Oct 28, 2002  •  Post A Comment

I find myself working harder than I ever did before. I’ve been a show runner once before, but that was with my own show and it was very short-lived. This has been a change for me-seeing how many people depend on the “Soprano” factory for their livelihood and how so many people have so much of their lives tied up in it. I’m sort of the president of the “Sopranos” factory. I never saw myself as that before. There’s a crew of 180 people, plus people at HBO and assorted vendors and writers. So it is really like a family business. I’m at the top of the family business, and it’s a lot of people to manage and a lot of personalities that I never had to manage before.
In a way it’s like becoming a father signaled my becoming an adult-only this is even more so. You realize that people depend on you and the business you make for their livelihood. I never expected the weight of that until it happened. Maybe people who went to business school know that, but I never did.

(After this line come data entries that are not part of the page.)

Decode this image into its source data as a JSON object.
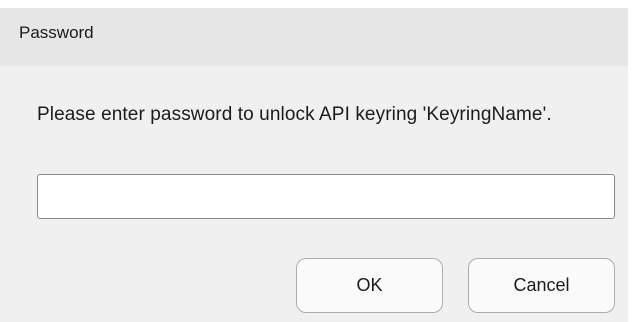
{
  "dialog": {
    "title": "Password",
    "message": "Please enter password to unlock API keyring 'KeyringName'.",
    "password_value": ""
  },
  "buttons": {
    "ok_label": "OK",
    "cancel_label": "Cancel"
  }
}
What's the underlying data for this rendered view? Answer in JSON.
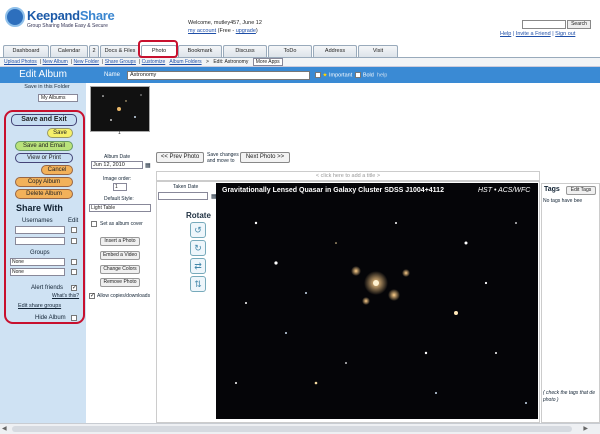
{
  "brand": {
    "name_a": "Keepand",
    "name_b": "Share",
    "tagline": "Group Sharing Made Easy & Secure"
  },
  "header": {
    "welcome": "Welcome, mutley457,",
    "date": "June 12",
    "my_account": "my account",
    "plan": "(Free - ",
    "upgrade": "upgrade",
    "plan_end": ")",
    "search_label": "Search",
    "search_placeholder": "",
    "help": "Help",
    "invite": "Invite a Friend",
    "signout": "Sign out"
  },
  "tabs": [
    {
      "label": "Dashboard",
      "w": 46
    },
    {
      "label": "Calendar",
      "w": 38
    },
    {
      "label": "2",
      "w": 10
    },
    {
      "label": "Docs & Files",
      "w": 40
    },
    {
      "label": "Photo",
      "w": 36
    },
    {
      "label": "Bookmark",
      "w": 44
    },
    {
      "label": "Discuss",
      "w": 44
    },
    {
      "label": "ToDo",
      "w": 44
    },
    {
      "label": "Address",
      "w": 44
    },
    {
      "label": "Visit",
      "w": 40
    }
  ],
  "subnav": {
    "items": [
      "Upload Photos",
      "New Album",
      "New Folder",
      "Share Groups",
      "Customize"
    ],
    "crumb_folders": "Album Folders",
    "crumb_sep": ">",
    "crumb_current": "Edit: Astronomy",
    "more_apps": "More Apps"
  },
  "edit": {
    "title": "Edit Album",
    "name_label": "Name",
    "name_value": "Astronomy",
    "important": "Important",
    "bold": "Bold",
    "help": "help",
    "save_in_folder": "Save in this Folder",
    "folder_value": "My Albums"
  },
  "actions": {
    "save_exit": "Save and Exit",
    "save": "Save",
    "save_email": "Save and Email",
    "view_print": "View or Print",
    "cancel": "Cancel",
    "copy": "Copy Album",
    "delete": "Delete Album"
  },
  "share": {
    "title": "Share With",
    "usernames": "Usernames",
    "edit": "Edit",
    "groups": "Groups",
    "group1": "None",
    "group2": "None",
    "alert": "Alert friends",
    "whats_this": "What's this?",
    "edit_groups": "Edit share groups",
    "hide": "Hide Album"
  },
  "thumb": {
    "number": "1"
  },
  "photo_meta": {
    "album_date_label": "Album Date",
    "album_date": "Jun 12, 2010",
    "image_order_label": "Image order:",
    "image_order": "1",
    "default_style_label": "Default Style:",
    "default_style": "Light Table",
    "album_cover": "Set as album cover",
    "insert_photo": "Insert a Photo",
    "embed_video": "Embed a Video",
    "change_colors": "Change Colors",
    "remove_photo": "Remove Photo",
    "allow_copies": "Allow copies/downloads"
  },
  "photo_nav": {
    "prev": "<< Prev Photo",
    "save_note_1": "Save changes",
    "save_note_2": "and move to",
    "next": "Next Photo >>",
    "caption_placeholder": "< click here to add a title >",
    "taken_date": "Taken Date",
    "rotate": "Rotate"
  },
  "photo": {
    "title": "Gravitationally Lensed Quasar in Galaxy Cluster SDSS J1004+4112",
    "credit": "HST • ACS/WFC"
  },
  "tags": {
    "title": "Tags",
    "edit_tags": "Edit Tags",
    "empty": "No tags have bee",
    "footer_1": "( check the tags that de",
    "footer_2": "photo )"
  }
}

We never thought it would be a hit. When we made the pilot, I thought they’d never buy it. Then when they did, I thought we’d be out of there in one season. First of all, there’s a standard law of averages for a series-most of them do fail. And I thought there were elements of this show that would never find a home in the hearts of people.
I think the first thing that we did right was hiring James Gandolfini in the role of Tony. He makes the character intriguing to people and likable. He’s got those dimples and great eyes; he seems very deep. And he has a big heart. For all the brutality and caginess of the character, I think he lets people see that there are things that Tony cares about and there is a sweetness underneath it all.
[HBO] hasn’t been hands off-it’s just [that] you feel that you are in a partnership and not [in] an adversarial situation. They have been very supportive. They want to support you. They aren’t going to let you drive the bus off the cliff, but at least you both agree that it’s a bus.